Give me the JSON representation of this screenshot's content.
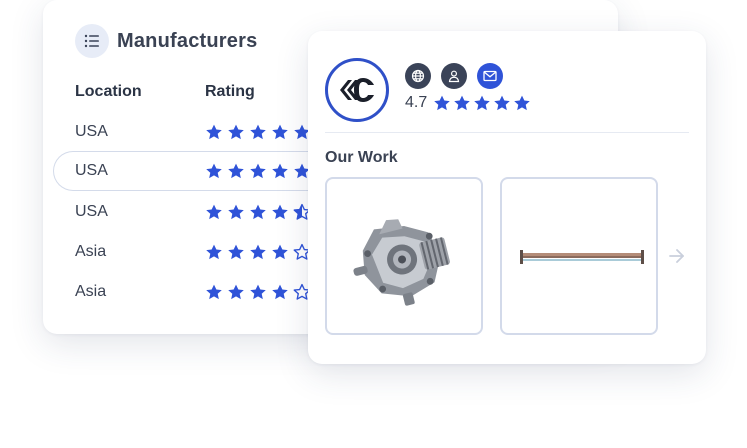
{
  "manufacturers": {
    "title": "Manufacturers",
    "columns": {
      "location": "Location",
      "rating": "Rating"
    },
    "rows": [
      {
        "location": "USA",
        "rating": 5
      },
      {
        "location": "USA",
        "rating": 5
      },
      {
        "location": "USA",
        "rating": 4.5
      },
      {
        "location": "Asia",
        "rating": 4
      },
      {
        "location": "Asia",
        "rating": 4
      }
    ]
  },
  "profile": {
    "rating_value": "4.7",
    "stars": 5,
    "section_title": "Our Work",
    "icons": [
      "globe-icon",
      "user-icon",
      "mail-icon"
    ]
  },
  "colors": {
    "star": "#2f53d8",
    "accent": "#2f50c8",
    "dark_icon_bg": "#3a4358"
  }
}
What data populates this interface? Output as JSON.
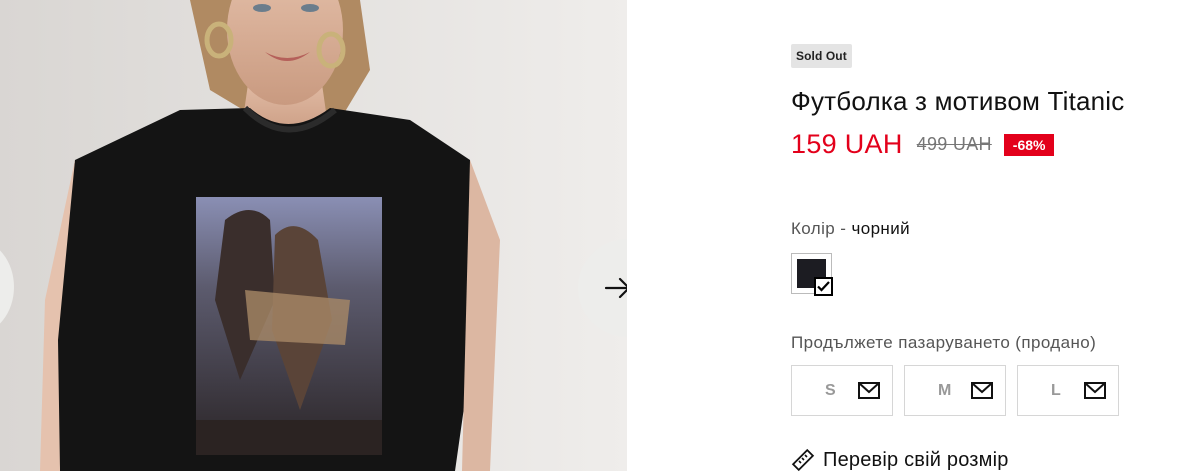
{
  "product": {
    "badge": "Sold Out",
    "title": "Футболка з мотивом Titanic",
    "price": "159 UAH",
    "old_price": "499 UAH",
    "discount": "-68%"
  },
  "color": {
    "label": "Колір",
    "separator": " - ",
    "value": "чорний",
    "swatch_hex": "#1c1c22"
  },
  "sizes": {
    "label": "Продължете пазаруването (продано)",
    "items": [
      {
        "label": "S",
        "icon": "mail-icon"
      },
      {
        "label": "M",
        "icon": "mail-icon"
      },
      {
        "label": "L",
        "icon": "mail-icon"
      }
    ]
  },
  "size_guide": {
    "label": "Перевір свій розмір",
    "icon": "ruler-icon"
  },
  "gallery": {
    "prev_icon": "arrow-left-icon",
    "next_icon": "arrow-right-icon"
  },
  "colors": {
    "accent_red": "#e3001b",
    "badge_bg": "#e4e4e4"
  }
}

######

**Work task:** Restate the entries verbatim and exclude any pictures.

**Your response:**
Give me the JSON representation of this screenshot's content.
{
  "manufacturers": {
    "title": "Manufacturers",
    "columns": {
      "location": "Location",
      "rating": "Rating"
    },
    "rows": [
      {
        "location": "USA",
        "rating": 5
      },
      {
        "location": "USA",
        "rating": 5
      },
      {
        "location": "USA",
        "rating": 4.5
      },
      {
        "location": "Asia",
        "rating": 4
      },
      {
        "location": "Asia",
        "rating": 4
      }
    ]
  },
  "profile": {
    "rating_value": "4.7",
    "stars": 5,
    "section_title": "Our Work",
    "icons": [
      "globe-icon",
      "user-icon",
      "mail-icon"
    ]
  },
  "colors": {
    "star": "#2f53d8",
    "accent": "#2f50c8",
    "dark_icon_bg": "#3a4358"
  }
}
What data populates this interface? Output as JSON.
{
  "product": {
    "badge": "Sold Out",
    "title": "Футболка з мотивом Titanic",
    "price": "159 UAH",
    "old_price": "499 UAH",
    "discount": "-68%"
  },
  "color": {
    "label": "Колір",
    "separator": " - ",
    "value": "чорний",
    "swatch_hex": "#1c1c22"
  },
  "sizes": {
    "label": "Продължете пазаруването (продано)",
    "items": [
      {
        "label": "S",
        "icon": "mail-icon"
      },
      {
        "label": "M",
        "icon": "mail-icon"
      },
      {
        "label": "L",
        "icon": "mail-icon"
      }
    ]
  },
  "size_guide": {
    "label": "Перевір свій розмір",
    "icon": "ruler-icon"
  },
  "gallery": {
    "prev_icon": "arrow-left-icon",
    "next_icon": "arrow-right-icon"
  },
  "colors": {
    "accent_red": "#e3001b",
    "badge_bg": "#e4e4e4"
  }
}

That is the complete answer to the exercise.